[Your instructions]
One line at a time, check the entries below for the word "JSON", and copy each line that has it.

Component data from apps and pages
──────

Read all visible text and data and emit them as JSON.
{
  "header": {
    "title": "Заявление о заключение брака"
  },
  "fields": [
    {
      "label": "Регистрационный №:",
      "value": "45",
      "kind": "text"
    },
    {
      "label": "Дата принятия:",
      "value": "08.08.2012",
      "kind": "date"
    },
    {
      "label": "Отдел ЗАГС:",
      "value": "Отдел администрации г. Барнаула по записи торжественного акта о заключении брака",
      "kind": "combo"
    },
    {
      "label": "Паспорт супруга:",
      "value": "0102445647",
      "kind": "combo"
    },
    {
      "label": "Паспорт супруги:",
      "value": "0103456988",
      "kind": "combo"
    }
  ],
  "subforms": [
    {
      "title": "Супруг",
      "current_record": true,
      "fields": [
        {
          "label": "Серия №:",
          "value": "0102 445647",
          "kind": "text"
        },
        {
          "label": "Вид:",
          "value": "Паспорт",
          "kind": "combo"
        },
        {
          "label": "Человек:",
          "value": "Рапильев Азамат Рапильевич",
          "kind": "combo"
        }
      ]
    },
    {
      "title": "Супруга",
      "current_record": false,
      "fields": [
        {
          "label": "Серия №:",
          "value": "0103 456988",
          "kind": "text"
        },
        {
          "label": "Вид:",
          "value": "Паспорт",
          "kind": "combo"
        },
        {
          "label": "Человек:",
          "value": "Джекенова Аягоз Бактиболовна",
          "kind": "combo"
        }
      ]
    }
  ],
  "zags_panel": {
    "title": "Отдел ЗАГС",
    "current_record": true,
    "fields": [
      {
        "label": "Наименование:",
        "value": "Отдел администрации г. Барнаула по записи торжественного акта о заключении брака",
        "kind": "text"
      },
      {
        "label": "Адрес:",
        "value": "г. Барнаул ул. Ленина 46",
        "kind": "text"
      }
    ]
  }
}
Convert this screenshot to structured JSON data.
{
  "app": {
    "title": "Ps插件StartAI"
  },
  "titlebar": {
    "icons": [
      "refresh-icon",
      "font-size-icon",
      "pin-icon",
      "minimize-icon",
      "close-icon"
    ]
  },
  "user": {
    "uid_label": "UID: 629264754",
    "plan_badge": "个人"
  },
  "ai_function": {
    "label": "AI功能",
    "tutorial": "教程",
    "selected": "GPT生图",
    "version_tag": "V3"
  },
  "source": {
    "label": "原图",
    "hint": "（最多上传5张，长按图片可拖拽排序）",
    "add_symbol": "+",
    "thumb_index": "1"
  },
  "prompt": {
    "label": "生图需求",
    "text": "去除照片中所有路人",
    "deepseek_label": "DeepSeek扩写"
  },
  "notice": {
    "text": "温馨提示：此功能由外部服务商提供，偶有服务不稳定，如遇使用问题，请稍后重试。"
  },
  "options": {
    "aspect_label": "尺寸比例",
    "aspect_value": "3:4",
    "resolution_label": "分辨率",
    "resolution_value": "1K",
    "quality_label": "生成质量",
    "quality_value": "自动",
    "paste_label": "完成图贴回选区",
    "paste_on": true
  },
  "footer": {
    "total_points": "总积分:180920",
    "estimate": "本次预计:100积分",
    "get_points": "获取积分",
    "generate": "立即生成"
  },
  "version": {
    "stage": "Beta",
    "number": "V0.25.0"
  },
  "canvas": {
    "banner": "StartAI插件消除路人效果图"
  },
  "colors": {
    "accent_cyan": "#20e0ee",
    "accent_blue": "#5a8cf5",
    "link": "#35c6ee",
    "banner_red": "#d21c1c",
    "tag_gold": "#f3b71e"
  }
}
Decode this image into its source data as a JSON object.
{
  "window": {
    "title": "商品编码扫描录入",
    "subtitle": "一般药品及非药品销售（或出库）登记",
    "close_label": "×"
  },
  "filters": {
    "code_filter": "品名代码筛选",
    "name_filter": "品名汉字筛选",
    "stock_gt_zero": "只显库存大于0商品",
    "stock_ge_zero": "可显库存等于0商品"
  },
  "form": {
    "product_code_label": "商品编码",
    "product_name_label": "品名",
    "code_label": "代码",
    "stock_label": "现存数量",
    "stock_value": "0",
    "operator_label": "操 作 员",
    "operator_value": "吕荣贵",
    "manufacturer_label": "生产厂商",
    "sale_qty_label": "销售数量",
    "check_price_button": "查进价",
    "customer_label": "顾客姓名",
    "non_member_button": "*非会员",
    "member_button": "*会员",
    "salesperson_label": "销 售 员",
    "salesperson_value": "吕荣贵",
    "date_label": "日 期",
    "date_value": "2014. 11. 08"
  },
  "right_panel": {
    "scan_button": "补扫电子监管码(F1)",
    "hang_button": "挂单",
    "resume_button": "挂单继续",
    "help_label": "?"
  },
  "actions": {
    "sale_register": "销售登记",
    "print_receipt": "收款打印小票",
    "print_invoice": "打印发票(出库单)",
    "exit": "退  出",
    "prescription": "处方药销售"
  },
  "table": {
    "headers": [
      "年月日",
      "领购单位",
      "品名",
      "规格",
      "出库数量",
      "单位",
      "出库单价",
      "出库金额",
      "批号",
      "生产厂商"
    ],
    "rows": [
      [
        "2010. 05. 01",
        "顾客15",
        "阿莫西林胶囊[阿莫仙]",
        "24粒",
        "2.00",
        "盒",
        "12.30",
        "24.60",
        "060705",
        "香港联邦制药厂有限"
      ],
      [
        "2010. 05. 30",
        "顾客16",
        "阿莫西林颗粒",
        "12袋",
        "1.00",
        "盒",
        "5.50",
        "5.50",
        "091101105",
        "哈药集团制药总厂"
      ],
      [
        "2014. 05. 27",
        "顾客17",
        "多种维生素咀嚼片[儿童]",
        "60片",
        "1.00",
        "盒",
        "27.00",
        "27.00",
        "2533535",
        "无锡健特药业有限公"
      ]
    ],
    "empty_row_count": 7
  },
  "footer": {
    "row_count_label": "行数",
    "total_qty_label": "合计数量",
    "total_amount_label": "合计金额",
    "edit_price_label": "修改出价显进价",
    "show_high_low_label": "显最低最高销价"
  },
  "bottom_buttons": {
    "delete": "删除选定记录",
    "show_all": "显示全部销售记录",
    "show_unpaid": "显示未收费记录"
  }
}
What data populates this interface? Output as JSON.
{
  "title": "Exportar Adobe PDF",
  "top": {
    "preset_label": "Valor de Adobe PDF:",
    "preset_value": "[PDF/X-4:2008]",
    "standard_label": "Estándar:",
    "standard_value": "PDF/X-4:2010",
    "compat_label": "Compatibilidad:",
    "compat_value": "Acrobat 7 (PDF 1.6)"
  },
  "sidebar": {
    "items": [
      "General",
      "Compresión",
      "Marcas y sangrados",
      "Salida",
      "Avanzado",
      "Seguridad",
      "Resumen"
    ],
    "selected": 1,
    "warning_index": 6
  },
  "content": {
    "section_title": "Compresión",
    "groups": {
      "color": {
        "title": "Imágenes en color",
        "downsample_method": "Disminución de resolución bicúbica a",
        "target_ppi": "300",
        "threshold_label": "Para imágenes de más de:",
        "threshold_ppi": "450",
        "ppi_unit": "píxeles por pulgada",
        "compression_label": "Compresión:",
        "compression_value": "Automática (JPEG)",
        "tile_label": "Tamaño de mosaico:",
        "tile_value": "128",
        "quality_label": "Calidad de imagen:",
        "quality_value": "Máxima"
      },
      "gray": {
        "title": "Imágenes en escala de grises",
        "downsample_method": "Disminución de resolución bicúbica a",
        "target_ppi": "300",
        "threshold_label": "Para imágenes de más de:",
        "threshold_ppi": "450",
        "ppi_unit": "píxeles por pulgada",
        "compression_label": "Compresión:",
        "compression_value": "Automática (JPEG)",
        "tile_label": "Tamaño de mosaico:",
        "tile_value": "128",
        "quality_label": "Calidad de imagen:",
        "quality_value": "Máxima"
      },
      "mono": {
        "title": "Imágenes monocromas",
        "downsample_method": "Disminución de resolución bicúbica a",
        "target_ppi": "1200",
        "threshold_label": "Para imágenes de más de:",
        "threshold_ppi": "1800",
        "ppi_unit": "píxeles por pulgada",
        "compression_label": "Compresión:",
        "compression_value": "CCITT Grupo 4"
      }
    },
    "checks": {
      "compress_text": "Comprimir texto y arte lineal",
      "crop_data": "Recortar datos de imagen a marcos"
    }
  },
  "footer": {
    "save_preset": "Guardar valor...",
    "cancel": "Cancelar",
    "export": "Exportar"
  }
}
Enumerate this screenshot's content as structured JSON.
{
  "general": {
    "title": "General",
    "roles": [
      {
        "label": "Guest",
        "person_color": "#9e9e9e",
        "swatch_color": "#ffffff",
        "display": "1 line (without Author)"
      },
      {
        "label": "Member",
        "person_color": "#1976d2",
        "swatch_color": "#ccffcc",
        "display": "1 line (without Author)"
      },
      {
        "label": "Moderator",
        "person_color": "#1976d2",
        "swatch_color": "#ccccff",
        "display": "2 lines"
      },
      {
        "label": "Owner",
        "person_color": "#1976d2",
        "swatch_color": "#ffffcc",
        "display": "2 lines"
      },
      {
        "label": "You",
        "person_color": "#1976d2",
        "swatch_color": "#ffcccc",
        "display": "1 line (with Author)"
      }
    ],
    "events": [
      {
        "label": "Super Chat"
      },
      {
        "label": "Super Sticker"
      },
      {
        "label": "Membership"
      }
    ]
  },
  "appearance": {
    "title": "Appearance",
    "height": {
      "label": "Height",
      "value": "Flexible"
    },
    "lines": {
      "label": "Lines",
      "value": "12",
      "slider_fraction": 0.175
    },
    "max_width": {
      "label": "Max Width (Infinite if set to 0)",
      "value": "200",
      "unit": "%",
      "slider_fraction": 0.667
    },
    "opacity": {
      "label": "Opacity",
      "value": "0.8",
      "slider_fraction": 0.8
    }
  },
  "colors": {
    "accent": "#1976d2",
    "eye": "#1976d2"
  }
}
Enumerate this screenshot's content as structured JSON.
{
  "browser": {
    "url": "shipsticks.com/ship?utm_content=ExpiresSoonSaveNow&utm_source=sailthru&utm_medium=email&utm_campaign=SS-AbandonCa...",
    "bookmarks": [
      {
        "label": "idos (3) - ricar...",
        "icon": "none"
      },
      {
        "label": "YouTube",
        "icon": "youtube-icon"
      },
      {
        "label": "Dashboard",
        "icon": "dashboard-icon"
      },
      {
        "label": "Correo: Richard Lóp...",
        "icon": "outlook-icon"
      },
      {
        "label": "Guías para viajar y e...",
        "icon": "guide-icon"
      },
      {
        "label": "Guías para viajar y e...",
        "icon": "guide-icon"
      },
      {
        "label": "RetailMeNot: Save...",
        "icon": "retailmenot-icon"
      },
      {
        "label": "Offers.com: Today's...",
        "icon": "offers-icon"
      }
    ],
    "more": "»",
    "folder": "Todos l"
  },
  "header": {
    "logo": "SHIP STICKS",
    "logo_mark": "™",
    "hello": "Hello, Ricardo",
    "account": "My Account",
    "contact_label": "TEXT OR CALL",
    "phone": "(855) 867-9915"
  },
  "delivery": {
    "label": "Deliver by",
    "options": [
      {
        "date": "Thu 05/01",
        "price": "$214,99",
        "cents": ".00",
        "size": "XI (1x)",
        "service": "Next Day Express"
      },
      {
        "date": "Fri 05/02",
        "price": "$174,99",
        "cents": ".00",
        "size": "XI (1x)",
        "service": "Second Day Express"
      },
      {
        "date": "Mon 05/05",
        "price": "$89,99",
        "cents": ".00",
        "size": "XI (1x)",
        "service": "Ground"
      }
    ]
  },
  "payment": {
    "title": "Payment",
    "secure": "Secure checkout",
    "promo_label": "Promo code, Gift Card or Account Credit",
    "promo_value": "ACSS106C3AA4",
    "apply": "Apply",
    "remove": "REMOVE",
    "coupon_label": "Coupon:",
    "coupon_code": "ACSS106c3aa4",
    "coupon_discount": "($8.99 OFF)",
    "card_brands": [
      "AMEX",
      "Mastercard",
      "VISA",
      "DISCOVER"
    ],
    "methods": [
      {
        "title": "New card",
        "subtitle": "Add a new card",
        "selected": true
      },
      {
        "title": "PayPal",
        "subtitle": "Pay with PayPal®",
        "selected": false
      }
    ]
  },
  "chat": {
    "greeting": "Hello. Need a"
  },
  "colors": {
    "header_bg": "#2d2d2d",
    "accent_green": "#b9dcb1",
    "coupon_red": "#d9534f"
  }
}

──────

[Solution for this task]
Read all visible text and data and emit them as JSON.
Convert this screenshot to structured JSON data.
Decode this image into its source data as a JSON object.
What data populates this interface? Output as JSON.
Enumerate this screenshot's content as structured JSON.
Enumerate this screenshot's content as structured JSON.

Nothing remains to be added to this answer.